Joy is one of the main themes of the Book of Philippians. In expounding on the theme, Dr. David Jeremiah writes, “The reason for Paul’s joy was his relationship with Christ! …We will observe the testing of that joy in the crucible of Roman imprisonment. If Paul’s relationship to his Master could bring joy under those conditions, then surely we who also love the Savior can learn to rejoice in our difficult times as well.” (Turning Toward Joy, p.13)
Extended periods of sorrow, and a gloom-and-doom attitude can make you sick! On the other hand, “A joyful heart is good medicine.” (Proverbs 17:22 NASB) So no matter what happens, no matter what someone says, it’s far better to stay filled with the spirit of joy than to munch on sour grapes! Sour grapes will do nothing but pucker up your mouth, but maintaining your joy will actually empower you!
The Prophet Nehemiah stated, “Don’t be dejected and sad, for the joy of the Lord is your strength.” (Nehemiah 8:10 NLT) The prophet wrote this to his people during some truly tough times. But he was admonishing all of us that joy and strength are connected: they flow from the same divine wellspring.
Charles Swindoll states in his book Laugh Again! (also based on Philippians): “I know of no greater need today than the need for joy…. When that kind of joy comes aboard our ship of life, it brings good things with it — like enthusiasm for life, determination to hang in there, and a strong desire to be an encouragement to others…. There is nothing better than a joyful attitude when we face the challenges life throws at us.” (p. 19)
Joy is like strong wine! But how do you keep your joy, and hence, your strength, in the midst of a fallen and often negative world? First, you make a conscious decision to be joyful, because joy, like love, is a choice — not a feeling! That’s why Paul wrote, while sitting in a dirty prison cell, “Rejoice in the Lord always, and again I say rejoice.” (Philippians 4:4) Train your mind to focus on the positive, because you are what you think! (Proverbs 23:7) Continually count your blessings; focus on God’s love and acceptance; and be glad to be alive!

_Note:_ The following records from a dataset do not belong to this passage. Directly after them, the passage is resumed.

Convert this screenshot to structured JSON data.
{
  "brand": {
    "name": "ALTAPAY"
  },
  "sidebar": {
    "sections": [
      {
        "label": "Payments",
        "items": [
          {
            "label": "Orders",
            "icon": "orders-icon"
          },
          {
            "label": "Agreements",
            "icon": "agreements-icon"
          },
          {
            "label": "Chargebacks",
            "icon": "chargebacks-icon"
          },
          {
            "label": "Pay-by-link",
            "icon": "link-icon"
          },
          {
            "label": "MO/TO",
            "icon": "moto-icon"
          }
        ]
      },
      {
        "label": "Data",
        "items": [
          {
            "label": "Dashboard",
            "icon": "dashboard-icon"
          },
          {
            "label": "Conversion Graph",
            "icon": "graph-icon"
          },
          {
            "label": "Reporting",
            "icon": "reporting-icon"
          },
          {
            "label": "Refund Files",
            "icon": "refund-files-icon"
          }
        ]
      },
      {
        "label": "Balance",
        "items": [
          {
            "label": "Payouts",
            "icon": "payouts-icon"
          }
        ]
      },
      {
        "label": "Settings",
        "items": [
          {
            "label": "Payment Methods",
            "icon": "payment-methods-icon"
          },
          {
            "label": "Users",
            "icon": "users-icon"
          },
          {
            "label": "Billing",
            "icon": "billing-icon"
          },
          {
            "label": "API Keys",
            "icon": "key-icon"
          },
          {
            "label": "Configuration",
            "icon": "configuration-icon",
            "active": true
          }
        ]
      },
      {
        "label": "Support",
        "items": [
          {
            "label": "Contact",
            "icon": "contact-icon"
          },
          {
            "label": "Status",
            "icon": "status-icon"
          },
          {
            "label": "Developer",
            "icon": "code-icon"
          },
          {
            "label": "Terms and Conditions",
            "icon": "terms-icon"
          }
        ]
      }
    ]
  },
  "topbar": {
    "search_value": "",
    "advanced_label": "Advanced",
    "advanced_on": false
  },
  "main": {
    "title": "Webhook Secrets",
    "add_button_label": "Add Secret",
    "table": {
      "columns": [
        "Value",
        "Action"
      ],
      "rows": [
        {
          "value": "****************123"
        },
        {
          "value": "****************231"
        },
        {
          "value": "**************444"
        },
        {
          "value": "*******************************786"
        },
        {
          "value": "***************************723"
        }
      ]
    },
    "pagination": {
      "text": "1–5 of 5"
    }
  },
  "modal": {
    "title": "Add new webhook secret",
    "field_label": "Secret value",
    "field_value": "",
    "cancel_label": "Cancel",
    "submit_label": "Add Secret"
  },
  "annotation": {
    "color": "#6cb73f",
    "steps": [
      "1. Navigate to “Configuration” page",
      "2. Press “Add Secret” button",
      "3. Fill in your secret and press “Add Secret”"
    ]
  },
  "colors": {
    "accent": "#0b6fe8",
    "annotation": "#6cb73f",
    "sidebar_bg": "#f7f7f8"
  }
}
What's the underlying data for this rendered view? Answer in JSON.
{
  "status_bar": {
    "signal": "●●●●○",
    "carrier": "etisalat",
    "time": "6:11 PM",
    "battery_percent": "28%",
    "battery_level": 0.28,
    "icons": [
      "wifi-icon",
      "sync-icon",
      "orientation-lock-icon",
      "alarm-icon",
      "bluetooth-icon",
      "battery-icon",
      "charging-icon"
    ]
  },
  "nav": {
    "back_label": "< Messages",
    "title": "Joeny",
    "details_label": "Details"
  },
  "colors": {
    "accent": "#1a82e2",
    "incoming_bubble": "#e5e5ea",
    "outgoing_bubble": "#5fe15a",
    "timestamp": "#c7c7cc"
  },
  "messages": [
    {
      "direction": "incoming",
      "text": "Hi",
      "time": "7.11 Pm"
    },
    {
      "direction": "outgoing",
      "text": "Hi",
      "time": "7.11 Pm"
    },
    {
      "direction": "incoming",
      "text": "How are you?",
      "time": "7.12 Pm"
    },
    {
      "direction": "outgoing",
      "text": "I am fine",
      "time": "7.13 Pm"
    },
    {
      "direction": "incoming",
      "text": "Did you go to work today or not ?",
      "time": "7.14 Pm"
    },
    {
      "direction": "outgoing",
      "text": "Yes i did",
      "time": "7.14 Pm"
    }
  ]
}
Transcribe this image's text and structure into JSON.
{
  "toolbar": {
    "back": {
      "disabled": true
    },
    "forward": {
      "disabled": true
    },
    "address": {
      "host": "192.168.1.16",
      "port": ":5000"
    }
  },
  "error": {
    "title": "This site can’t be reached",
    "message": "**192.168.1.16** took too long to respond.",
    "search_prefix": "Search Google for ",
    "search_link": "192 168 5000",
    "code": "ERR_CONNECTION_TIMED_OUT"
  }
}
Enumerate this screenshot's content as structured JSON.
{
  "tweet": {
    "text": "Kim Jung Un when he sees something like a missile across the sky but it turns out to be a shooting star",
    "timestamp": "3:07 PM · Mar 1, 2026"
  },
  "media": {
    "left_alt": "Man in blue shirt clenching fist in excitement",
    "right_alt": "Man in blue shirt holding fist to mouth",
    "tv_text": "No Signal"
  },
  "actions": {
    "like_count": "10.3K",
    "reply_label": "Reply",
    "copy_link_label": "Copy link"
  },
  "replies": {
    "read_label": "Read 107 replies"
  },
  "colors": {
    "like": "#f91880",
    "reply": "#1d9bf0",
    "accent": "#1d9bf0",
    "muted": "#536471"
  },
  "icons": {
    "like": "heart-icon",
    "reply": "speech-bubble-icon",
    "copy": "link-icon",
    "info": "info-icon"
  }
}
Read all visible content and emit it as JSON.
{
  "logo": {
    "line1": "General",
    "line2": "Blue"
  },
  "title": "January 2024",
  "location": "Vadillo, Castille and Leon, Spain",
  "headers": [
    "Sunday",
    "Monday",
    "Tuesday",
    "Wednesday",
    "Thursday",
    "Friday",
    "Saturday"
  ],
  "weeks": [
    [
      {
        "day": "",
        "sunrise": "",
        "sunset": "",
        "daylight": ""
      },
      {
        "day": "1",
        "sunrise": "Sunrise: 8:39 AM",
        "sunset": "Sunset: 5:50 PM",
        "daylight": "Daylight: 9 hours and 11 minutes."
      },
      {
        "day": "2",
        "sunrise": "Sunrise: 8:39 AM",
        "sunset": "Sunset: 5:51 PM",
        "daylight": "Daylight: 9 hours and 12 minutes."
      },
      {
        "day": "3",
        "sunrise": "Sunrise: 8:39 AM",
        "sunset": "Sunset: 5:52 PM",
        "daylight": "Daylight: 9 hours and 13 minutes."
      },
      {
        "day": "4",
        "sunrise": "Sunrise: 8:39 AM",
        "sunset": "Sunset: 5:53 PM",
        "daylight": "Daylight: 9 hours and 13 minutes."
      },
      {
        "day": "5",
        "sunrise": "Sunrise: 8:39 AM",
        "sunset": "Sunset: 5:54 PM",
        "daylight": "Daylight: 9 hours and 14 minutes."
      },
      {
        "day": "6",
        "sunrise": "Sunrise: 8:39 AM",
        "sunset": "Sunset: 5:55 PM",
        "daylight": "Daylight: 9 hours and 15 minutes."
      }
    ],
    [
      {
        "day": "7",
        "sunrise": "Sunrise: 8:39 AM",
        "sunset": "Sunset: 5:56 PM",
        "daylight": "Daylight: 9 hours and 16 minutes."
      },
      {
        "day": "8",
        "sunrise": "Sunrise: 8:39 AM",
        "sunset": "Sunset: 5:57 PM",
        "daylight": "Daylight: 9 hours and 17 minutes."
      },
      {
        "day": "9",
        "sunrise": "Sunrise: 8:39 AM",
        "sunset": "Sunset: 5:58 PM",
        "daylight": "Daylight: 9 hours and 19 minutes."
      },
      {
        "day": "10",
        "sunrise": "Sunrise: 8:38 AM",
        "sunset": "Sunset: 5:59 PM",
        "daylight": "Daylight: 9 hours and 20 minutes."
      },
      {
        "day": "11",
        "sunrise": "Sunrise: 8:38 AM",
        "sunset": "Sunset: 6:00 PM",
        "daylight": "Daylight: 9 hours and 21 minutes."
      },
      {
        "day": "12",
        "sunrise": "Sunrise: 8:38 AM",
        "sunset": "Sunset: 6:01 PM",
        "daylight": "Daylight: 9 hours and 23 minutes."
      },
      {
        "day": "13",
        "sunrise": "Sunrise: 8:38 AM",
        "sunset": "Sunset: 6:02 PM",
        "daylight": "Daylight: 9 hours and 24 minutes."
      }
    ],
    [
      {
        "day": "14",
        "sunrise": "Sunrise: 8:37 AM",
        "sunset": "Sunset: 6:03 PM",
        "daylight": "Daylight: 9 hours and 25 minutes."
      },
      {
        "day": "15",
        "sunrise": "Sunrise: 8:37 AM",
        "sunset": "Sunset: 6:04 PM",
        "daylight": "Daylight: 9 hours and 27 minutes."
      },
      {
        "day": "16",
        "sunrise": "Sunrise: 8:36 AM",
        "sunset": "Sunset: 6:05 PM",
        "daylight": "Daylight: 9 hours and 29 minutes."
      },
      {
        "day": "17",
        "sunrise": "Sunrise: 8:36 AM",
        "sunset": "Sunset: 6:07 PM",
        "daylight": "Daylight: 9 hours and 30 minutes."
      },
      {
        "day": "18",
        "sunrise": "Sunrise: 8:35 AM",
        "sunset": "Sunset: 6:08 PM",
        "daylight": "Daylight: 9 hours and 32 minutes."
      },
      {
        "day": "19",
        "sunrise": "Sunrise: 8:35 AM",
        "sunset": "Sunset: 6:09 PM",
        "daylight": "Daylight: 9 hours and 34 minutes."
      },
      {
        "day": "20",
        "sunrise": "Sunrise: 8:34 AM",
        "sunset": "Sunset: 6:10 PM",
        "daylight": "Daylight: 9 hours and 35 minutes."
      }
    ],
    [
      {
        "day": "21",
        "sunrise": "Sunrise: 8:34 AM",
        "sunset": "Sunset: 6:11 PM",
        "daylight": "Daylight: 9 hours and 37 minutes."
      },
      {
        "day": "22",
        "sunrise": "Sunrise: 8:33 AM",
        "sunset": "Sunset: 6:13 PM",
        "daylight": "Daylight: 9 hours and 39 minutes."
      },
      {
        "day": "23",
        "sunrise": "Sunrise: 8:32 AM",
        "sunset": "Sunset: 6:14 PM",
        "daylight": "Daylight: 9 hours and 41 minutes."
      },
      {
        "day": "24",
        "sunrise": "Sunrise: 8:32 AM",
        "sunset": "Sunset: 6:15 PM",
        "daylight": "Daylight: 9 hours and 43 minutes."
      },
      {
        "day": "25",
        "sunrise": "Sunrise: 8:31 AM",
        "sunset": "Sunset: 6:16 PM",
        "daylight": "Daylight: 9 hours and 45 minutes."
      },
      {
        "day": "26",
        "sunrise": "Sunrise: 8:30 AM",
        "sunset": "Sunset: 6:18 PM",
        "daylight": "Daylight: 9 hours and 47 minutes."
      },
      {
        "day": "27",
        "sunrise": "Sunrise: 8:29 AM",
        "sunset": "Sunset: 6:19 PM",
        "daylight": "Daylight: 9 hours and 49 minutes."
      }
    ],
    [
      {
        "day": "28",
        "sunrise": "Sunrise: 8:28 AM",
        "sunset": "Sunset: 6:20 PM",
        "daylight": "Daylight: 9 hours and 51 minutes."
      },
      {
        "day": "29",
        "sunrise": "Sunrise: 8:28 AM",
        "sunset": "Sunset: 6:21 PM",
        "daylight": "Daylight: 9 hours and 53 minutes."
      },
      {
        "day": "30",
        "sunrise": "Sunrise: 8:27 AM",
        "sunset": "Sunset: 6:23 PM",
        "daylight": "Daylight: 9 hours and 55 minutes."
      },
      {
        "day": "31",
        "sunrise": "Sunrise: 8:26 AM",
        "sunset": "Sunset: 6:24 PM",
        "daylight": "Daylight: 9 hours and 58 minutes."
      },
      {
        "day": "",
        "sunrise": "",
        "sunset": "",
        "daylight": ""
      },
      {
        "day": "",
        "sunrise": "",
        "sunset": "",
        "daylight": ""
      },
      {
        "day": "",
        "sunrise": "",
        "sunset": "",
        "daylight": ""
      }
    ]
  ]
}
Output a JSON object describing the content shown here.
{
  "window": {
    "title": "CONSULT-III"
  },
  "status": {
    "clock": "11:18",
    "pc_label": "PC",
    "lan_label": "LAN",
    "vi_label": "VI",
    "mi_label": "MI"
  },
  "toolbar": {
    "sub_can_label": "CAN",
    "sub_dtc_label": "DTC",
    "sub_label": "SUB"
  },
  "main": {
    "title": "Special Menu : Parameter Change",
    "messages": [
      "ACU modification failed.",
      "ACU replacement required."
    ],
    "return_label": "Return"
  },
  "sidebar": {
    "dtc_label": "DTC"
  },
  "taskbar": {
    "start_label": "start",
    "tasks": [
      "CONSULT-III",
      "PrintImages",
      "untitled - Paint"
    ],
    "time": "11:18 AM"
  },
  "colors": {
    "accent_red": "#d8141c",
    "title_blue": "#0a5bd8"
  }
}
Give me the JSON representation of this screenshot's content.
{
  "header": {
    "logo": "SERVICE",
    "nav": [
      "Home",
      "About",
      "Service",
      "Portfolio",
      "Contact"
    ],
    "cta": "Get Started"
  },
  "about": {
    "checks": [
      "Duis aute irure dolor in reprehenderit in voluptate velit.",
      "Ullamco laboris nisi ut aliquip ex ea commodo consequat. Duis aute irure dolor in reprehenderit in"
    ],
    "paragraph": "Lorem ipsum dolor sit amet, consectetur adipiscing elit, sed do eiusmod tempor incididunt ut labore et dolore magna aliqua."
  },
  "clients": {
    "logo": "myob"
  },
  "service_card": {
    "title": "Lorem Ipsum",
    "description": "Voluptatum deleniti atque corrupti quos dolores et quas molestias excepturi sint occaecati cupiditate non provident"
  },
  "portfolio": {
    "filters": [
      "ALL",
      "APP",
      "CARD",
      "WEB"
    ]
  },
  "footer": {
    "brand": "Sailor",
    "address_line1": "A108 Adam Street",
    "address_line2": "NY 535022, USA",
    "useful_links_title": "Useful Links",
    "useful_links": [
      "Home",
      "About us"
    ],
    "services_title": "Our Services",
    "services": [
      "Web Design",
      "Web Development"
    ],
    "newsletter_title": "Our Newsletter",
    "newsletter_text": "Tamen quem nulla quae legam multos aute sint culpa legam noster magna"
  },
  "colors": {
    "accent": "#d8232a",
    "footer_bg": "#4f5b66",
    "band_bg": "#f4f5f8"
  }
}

Don’t get stuck in yesterday’s disappointments. Each day is a new beginning with new opportunities. Declare each new morning, “This the day the Lord has made. Let us rejoice and be glad in it.” (Psalm 118:24 Holman)
Stay in God’s presence, because “…In [His] presence there is fullness of joy.” (Psalm 16:1 ESV) How do we stay in God’s presence? As we wrote last week, by abiding in Him. Remember, Christ said, “I am the vine, you are the branches. Whoever abides in Me … bears much fruit….” (John 15:5 ESV) We abide in Christ by staying closely connected to God, the source of our strength, through prayer and daily Bible study. Give God a little quality time each day, and let Him guide you in all things; and in return, He’ll give you the strength to overcome life’s challenges!
No matter what comes your way, you’ll lead a fruitful life characterized by contagious joy! Declare to God, “You have given me greater joy than those who have abundant harvests … and new wine.” (Psalm 4:7 NLT) “The Lord is the strength of my life!” (Psalm 27:1 KJB)